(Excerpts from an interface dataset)

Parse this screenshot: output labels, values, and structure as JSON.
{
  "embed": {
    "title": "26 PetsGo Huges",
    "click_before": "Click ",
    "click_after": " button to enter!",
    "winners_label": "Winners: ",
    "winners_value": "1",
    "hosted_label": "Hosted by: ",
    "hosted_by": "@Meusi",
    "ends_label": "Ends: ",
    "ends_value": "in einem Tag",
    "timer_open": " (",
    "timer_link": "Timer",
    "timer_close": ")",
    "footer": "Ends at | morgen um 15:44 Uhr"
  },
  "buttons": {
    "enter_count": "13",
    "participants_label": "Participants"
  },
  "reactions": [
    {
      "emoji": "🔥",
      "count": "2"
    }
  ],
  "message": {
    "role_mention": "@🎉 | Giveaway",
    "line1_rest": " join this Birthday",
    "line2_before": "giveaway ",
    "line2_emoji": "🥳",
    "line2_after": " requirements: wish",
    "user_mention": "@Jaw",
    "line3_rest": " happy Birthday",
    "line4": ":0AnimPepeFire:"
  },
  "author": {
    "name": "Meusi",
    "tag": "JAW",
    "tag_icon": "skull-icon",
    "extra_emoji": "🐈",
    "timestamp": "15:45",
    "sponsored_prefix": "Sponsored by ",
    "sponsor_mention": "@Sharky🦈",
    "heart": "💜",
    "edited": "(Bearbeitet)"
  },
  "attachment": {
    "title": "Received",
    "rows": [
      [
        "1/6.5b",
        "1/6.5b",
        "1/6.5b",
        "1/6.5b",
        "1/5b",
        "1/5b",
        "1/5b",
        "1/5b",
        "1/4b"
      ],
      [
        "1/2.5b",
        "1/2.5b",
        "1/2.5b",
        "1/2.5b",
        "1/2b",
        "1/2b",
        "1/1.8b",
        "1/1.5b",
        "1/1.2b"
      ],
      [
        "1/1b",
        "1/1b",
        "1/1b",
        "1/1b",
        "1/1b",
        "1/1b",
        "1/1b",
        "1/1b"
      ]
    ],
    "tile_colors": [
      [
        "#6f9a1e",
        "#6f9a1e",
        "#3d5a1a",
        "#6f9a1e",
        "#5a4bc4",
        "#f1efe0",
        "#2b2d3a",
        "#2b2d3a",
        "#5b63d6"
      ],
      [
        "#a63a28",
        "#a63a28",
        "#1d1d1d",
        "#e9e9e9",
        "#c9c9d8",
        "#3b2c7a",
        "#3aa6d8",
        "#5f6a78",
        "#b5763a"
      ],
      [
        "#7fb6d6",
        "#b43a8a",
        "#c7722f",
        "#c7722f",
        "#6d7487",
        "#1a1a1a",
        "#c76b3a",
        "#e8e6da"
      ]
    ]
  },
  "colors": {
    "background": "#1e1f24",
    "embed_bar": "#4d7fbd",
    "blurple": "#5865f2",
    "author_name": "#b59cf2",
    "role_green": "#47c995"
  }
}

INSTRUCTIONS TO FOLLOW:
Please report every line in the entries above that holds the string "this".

COMPLETED EXERCISE:
Parse this screenshot: output labels, values, and structure as JSON.
    "line1_rest": " join this Birthday",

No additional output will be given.